- **TASK DIRECTIONS**
Report the count, and only the count, of lines in the records that include the word "icon".

- **STORED DATA**

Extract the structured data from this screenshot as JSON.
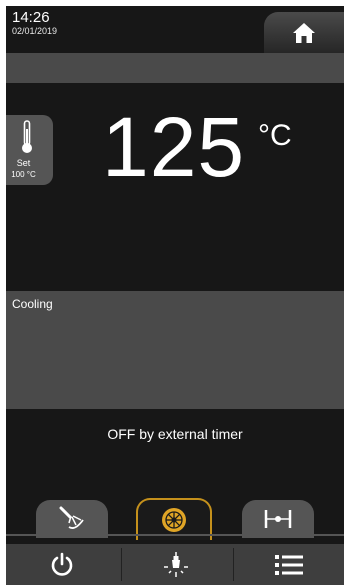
{
  "header": {
    "time": "14:26",
    "date": "02/01/2019",
    "home_icon": "home-icon"
  },
  "setpoint": {
    "icon": "thermometer-icon",
    "label": "Set",
    "value": "100 °C"
  },
  "temperature": {
    "value": "125",
    "unit": "°C"
  },
  "status": {
    "title": "Cooling"
  },
  "message": "OFF by external timer",
  "tabs": [
    {
      "icon": "spray-nozzle-icon",
      "active": false
    },
    {
      "icon": "fan-icon",
      "active": true
    },
    {
      "icon": "pin-width-icon",
      "active": false
    }
  ],
  "bottom_bar": [
    {
      "icon": "power-icon"
    },
    {
      "icon": "light-icon"
    },
    {
      "icon": "menu-icon"
    }
  ],
  "colors": {
    "background": "#171717",
    "panel": "#4a4a4a",
    "tab": "#555555",
    "accent": "#e0a526",
    "text": "#ffffff"
  }
}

- **YOUR SOLUTION**
8